Background: Advances in cervical cancer management for childbearing women have led to less radical approaches. Use of fertility-sparing treatment to treat small cell neuroendocrine carcinoma (SCNEC) is challenging owing to the aggressive nature of the disease, even in early stage disease. Case presentation: A 25-year-old nulligravida woman presented with malodorous vaginal discharge and was diagnosed to have an exophytic cervical SCNEC. A magnetic resonance image scan showed no evidence of parametrial invasion or distant metastasis. Clinical staging allocated her to stage IB1 disease. She underwent radical abdominal trachelectomy for reproductive purpose. Preoperative and postoperative chemotherapy with ifosfamide/etoposide/cisplatin combining gonadotropin-releasing hormone agonist were administered. She had a spontaneous, uneventful pregnancy and successfully delivered a term baby via cesarean section 7 years after treatment. Conclusion: To our knowledge, we describe the first success in offering a fertility-preserving multimodality strategy to present favorable oncologic, reproductive, and obstetric outcomes in a fertile woman of stage I SCNEC. Individualized multimodality therapy may be utilized in specific patients with early-stage cervical cancer to preserve their fertility.
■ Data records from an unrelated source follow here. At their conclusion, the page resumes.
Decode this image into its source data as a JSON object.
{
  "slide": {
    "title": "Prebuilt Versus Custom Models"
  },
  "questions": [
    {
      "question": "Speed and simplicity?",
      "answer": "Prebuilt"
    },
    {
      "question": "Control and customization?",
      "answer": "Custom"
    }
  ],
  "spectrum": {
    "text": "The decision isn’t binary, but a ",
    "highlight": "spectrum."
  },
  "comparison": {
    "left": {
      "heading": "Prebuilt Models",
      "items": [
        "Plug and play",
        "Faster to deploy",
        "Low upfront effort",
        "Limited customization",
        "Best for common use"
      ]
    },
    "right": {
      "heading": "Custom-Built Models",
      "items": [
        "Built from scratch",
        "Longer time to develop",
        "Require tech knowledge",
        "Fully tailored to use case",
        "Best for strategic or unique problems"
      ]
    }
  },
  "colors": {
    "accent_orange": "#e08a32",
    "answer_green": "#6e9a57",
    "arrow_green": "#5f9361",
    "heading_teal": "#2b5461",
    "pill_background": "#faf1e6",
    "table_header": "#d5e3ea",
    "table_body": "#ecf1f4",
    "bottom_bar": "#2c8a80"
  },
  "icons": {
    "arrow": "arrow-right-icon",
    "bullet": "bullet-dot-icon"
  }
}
All Science Journal Classification (ASJC) codes
- Reproductive Medicine
- Obstetrics and Gynaecology